_Try it:_
State how many lines in this listing include the word "Click", and nothing else.

_Records for this exercise:_
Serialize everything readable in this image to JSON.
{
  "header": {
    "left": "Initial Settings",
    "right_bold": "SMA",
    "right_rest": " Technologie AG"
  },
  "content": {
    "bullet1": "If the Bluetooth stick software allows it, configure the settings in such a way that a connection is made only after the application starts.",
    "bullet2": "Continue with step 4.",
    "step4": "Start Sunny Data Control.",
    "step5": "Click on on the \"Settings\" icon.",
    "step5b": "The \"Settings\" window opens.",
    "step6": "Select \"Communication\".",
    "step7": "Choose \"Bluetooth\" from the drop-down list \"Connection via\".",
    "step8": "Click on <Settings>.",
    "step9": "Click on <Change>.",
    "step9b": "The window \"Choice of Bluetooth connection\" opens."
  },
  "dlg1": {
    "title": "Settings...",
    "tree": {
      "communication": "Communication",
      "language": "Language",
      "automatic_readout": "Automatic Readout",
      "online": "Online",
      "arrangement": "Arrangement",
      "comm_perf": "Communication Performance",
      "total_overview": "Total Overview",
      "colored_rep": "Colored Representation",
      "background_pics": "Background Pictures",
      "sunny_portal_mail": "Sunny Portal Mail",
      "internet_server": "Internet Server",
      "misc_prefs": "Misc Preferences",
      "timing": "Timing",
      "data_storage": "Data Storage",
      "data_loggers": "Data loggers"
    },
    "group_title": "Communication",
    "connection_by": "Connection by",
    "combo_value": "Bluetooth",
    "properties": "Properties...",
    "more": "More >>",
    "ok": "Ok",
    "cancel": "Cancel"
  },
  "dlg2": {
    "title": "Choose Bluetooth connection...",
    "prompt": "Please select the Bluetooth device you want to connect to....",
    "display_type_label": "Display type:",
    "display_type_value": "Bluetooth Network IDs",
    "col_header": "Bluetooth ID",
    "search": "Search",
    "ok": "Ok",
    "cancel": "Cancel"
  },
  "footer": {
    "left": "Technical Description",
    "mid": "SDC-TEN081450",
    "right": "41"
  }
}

_Solution to the exercise:_
3